Hot and sweaty but only along my right side

1985 - I got custody of Grandpa's car when he lost the ability to drive. It was a 1974 Buick, a huge rectangle of a car, light blue.

I was night manager of a business that was open until 9 pm, so I had to lock up after the employees were all signed out for the night. We worked one night in December that was unusually cold, and after I locked the offices and got out to the snowy parking lot, there were only two cars remaining, mine and the one Nicole and Nell came in. Their car wouldn't start and I lacked jumper cables.

Nicole and Nell were a matched pair as far as their weights, around 240 pounds apiece. When they asked for a ride home, it was not a tough question because the Buick could easily carry all of us and a couple more, if needed. Nicole and Nell were right there beside me, purses in hand, when we found that my car's back doors were frozen shut on both sides.

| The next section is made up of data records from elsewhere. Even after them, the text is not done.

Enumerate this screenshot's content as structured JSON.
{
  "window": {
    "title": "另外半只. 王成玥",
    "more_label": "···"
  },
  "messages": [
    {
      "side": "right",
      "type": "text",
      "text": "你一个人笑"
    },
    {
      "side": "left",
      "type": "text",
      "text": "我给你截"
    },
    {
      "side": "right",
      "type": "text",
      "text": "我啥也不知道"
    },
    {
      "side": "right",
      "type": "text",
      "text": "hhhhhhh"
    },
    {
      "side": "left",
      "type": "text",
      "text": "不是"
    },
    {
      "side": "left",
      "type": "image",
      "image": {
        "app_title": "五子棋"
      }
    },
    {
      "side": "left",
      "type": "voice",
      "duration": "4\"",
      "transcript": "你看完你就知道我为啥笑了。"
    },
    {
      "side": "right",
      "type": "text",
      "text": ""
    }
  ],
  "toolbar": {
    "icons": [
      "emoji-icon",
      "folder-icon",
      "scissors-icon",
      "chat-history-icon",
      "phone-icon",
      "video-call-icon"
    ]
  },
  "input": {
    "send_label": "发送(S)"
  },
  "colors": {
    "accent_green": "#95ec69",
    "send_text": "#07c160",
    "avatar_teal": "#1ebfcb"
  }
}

My eyes shifted from them to the front seat as I made some mental calculations of what would be feasible, and they started to laugh. Both front doors still worked and the three of us got in on the front seat. I was built like a blade of grass and found that if I reached to the right, I still could get both hands on the steering wheel. They lived on the west side so it was a lengthy ride across town and we could not stop laughing.

Remembering anecdotes of the worst incidents involving the local cops, we could've been pulled over by an officer curious to know what a skinny white boy was doing with two full-figured African-American women in such high spirits, and why they felt the need to share the front seat with me in a massive sedan on the rough side of town long after dark. No problem, and I had forgotten about it for years until I started remembering cars I used to have.

And that's why Chicago is known as the City of Decorum

The sign on the CTA bus yesterday had many of the usual prohibitions, plus one that caught my eye:
All the rules are illustrated with a little symbol covered by a red diagonal line. The "NO WEAPONS" rule has a handgun covered by the red slash.

So here's the scenario imagined by the Chicago Transit Authority: A citizen is about to get on the bus when he sees the sign, a friendly reminder. Suddenly he remembers he's carrying a Luger. Sensitive to the potential embarrassment of discovery, the citizen discreetly retreats and returns home to put his gun safely away before going out.